** About this task **
Beneath this task are records; count the lines among them that contain the word "icon" and answer with the number only.

** Exercise data **
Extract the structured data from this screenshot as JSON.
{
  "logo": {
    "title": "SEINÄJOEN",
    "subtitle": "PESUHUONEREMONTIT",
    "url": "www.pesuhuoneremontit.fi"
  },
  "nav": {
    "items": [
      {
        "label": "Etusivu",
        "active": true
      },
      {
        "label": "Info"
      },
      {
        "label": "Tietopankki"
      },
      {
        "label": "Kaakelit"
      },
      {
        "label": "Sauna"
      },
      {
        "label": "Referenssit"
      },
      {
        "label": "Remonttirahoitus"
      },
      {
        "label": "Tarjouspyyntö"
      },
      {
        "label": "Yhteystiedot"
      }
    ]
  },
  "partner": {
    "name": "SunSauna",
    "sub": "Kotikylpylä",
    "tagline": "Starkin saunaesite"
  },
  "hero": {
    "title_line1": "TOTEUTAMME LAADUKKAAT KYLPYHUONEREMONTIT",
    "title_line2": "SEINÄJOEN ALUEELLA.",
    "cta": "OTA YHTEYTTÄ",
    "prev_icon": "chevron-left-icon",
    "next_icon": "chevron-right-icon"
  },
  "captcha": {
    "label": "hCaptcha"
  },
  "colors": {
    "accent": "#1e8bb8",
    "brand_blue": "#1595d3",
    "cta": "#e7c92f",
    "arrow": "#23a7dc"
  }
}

** Answer space **
2